His acceptableness in that office—
[In every view the Father could not but feel complacency and delight in him. As voluntarily undertaking the mediatorial work, as richly qualified for the discharge of it, and as persevering in it notwithstanding all the difficulties that he should have to encounter, he must be highly acceptable to the Father. But God foresaw the perfect accomplishment of all his designs through the ministration of his dear Son: he saw, as it were, all his elect delivered from their guilt and misery, and made partakers of everlasting glory and felicity: he saw all his own perfections also honoured and exalted in the mystery of redemption: and he cordially approved of it as the most stupendous effort of wisdom and of love. None can henceforth entertain a doubt whether he will accept those who come to him by Christ, since it was on account of the suitableness and sufficiency of his atonement that the Father was so “well pleased in him.”]
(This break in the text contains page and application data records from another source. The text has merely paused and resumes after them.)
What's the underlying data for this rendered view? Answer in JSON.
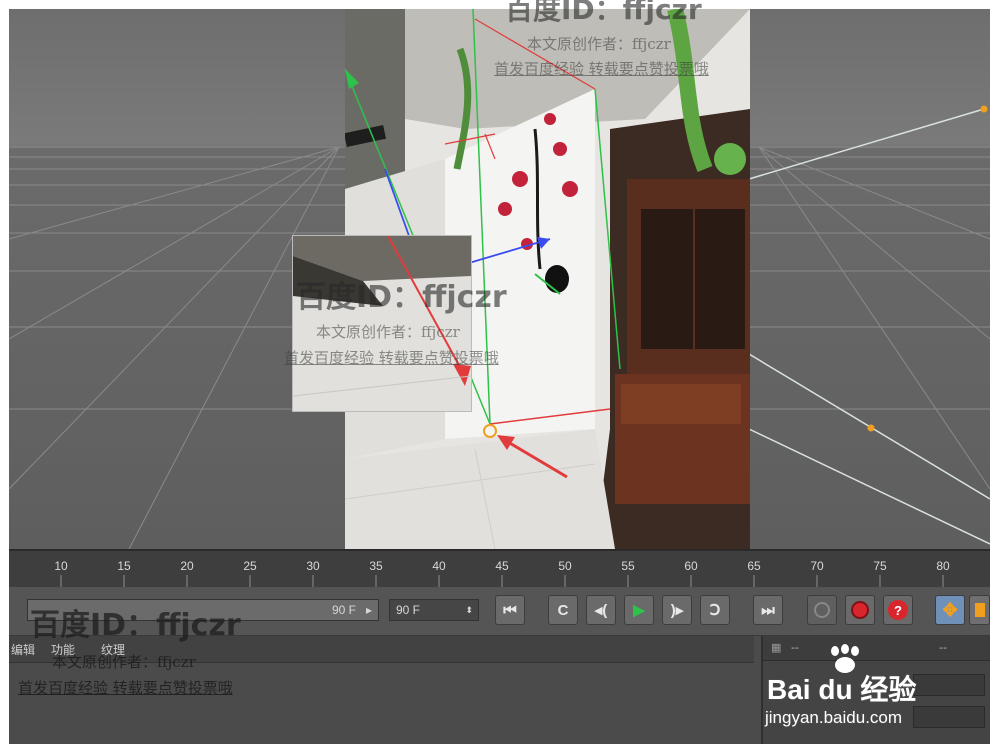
{
  "timeline": {
    "ticks": [
      "10",
      "15",
      "20",
      "25",
      "30",
      "35",
      "40",
      "45",
      "50",
      "55",
      "60",
      "65",
      "70",
      "75",
      "80"
    ]
  },
  "transport": {
    "end_frame_slider_value": "90 F",
    "end_frame_field_value": "90 F",
    "buttons": {
      "go_start": "⏮",
      "prev_key": "C",
      "prev_frame": "◂(",
      "play": "▶",
      "next_frame": ")▸",
      "next_key": "Ↄ",
      "go_end": "⏭",
      "help": "?"
    }
  },
  "bottom_panel": {
    "tabs": [
      "编辑",
      "功能",
      "纹理"
    ],
    "right_header": "--",
    "right_header_2": "--"
  },
  "watermarks": {
    "id_line": "百度ID：ffjczr",
    "author_line": "本文原创作者：ffjczr",
    "promo_line": "首发百度经验 转载要点赞投票哦"
  },
  "logo": {
    "brand": "Bai du 经验",
    "url": "jingyan.baidu.com"
  },
  "colors": {
    "accent_green": "#2ec24a",
    "accent_red": "#e23b3b",
    "accent_blue": "#3a4cf0",
    "accent_orange": "#f0a01e"
  }
}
We may learn from hence,
How we should think of God—
[We know nothing of God except from revelation. It is presumptuous, therefore, either to form notions about him from our own vague conjectures, or to refuse our assent to the representations which he has given us of himself. That there is a Trinity of the persons in the Godhead is doubtless an incomprehensible mystery: but it is plainly revealed in numberless passages of Scripture. It is indeed from other passages that we know each of the persons in the Trinity to be God: but that the Father, Son, and Holy Ghost, are Three distinct persons, is as clear as any truth can be: and so clearly is it intimated in the very words of our text, that the ancients were wont to say, “Go to Jordan, and there learn the doctrine of the Trinity.”]
How we should act towards him—
[All that is required of us is, to be like-minded with God. Did God point him out as his beloved Son? let us believe in him as the Messiah, the Saviour of the world. Did the Father profess himself well pleased in him? let us delight ourselves in him: let it be the joy of our, hearts to contemplate his fulness and sufficiency, and to be receiving out of his fulness grace for grace. Let us, in short, “count all things but dung for the excellency of the knowledge of Christ,” and glory in him as all our salvation, and all our desire.]